So some people in the sports industry have suggested using impact measurement devices, such as chips planted in helmets or worn on a patch behind the ear, to give health care professionals a heads up that someone could be injured.
But research by recent University of Lynchburg graduate Hallie Sayre ’17 casts doubt on that idea. By urging caution, she hopes to prevent athletes from suffering undetected concussions.
“It’s hard to use one specific threshold in order to diagnose a concussion,” she said. “That’s why my research is so important.”
Hallie will present her research on concussions in women’s soccer and lacrosse at the National Athletic Trainers’ Association national conference the week of June 26. She also will pick up the NATA Student Writing Award for Original Research, which recognizes her outstanding research and report.
Originally from Waynesboro, Virginia, Hallie helped the athletic training staff for her high school’s football team. “I went to every practice and every game, and I loved it,” she said. “I loved that I could be around sports but help take care of the athletes also.”
When it was time for college, she knew she wanted to attend a Division III school with an athletic training program, and Lynchburg was one of the first schools to pop up in her list.

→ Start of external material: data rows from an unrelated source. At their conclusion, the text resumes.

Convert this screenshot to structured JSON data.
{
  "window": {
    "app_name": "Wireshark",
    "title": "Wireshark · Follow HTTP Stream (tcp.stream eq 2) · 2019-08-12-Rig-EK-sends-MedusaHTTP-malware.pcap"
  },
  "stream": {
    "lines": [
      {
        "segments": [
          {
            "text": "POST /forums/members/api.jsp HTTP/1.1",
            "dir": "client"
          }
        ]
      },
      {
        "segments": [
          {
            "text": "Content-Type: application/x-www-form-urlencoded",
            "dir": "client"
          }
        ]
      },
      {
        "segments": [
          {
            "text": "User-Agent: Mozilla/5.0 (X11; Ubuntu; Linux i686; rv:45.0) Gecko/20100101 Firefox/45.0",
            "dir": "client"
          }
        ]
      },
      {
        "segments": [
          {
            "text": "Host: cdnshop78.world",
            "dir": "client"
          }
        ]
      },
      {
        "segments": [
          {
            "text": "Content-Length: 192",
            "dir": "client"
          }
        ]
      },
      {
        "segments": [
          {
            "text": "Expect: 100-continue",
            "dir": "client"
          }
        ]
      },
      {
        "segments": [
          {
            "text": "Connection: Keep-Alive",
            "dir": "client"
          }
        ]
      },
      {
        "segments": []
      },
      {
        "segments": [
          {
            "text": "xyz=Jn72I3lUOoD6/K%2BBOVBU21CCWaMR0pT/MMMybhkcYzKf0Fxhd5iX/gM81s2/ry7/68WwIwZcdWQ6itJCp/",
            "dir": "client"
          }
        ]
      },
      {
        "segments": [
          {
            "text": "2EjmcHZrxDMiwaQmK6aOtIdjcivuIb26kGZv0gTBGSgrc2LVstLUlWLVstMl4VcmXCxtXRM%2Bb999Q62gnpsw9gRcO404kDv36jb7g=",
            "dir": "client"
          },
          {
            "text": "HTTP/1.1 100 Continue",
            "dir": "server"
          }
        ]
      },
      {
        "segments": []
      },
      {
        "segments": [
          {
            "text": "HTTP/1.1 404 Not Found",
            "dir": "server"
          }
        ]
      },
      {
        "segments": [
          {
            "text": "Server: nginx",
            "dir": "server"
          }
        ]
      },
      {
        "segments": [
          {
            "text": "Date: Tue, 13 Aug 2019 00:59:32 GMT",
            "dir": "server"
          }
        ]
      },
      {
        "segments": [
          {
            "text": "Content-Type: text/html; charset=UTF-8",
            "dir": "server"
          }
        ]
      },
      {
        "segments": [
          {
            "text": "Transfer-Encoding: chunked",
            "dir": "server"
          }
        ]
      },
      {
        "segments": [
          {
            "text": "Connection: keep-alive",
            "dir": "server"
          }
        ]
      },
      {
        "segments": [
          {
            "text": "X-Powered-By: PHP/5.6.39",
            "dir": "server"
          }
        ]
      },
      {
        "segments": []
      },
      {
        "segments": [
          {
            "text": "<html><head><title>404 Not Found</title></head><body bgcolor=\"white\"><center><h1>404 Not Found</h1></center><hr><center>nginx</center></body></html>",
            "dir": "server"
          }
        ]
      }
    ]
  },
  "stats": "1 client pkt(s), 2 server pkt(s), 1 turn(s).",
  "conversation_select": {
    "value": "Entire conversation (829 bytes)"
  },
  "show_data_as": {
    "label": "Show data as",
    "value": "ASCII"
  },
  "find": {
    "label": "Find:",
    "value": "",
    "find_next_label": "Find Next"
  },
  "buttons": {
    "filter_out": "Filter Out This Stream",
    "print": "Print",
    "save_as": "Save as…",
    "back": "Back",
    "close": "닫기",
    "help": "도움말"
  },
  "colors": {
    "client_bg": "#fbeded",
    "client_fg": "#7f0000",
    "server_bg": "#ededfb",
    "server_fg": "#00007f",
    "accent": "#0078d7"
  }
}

At the end of Hallie’s junior, Dr. Tom Bowman offered to mentor her on an independent research project. Every year, he selects standout students to dig through data on head impacts and test theories about concussions.
For several years, several soccer and lacrosse student-athletes at Lynchburg have worn an X2 Patch, which measures how hard they are getting hit in the head. Dr. Bowman’s students combine that data with video recordings of games for their research.
Hallie studied four student-athletes who received concussions. She reviewed game footage and the X2 Patch data to determine the severity of the hits that could have caused the injuries. In every case, the force of the impact fell below the thresholds that have been recommended for indicating a concussion. That means that these athletes’ injuries would have gone untreated if athletic trainers had relied only on head impact data during a game.
“As health care providers we have to make sure that we’re looking at all types of things, not just the head impacts from the sensor but also doing an exam and putting all those elements together to diagnose a concussion,” Hallie said.
Hallie’s research asks important questions and helps fill a significant void, because most research on the topic only examined men playing football or hockey, Dr. Bowman said. Hallie’s conclusions should remind practitioners to be cautious about relying on helmet sensors to dictate when they should check for a concussion.
“At some point where we use these types of devices, we’ve got to draw the line in the sand somewhere and say this is where we’re going to set that notification system to activate,” he said. “When we do that, we say that any impact under that threshold is safe. We just don’t know that.”
Dr. Bowman was proud of the way Hallie stuck with her topic, crunching numbers and revising her paper several times to convey the findings effectively. Hallie said it was challenging to complete the research, but her faculty advisors helped her keep up her determination to finish.
“The best part about research is that we get to be involved in it,” she said. “Instead of just listening to a lecture or reading books, we get involved ourselves. We got to learn and be in the moment with the project.”
Later this year, Hallie will head off to Greenville, North Carolina, to earn a master’s degree in physical education at East Carolina University.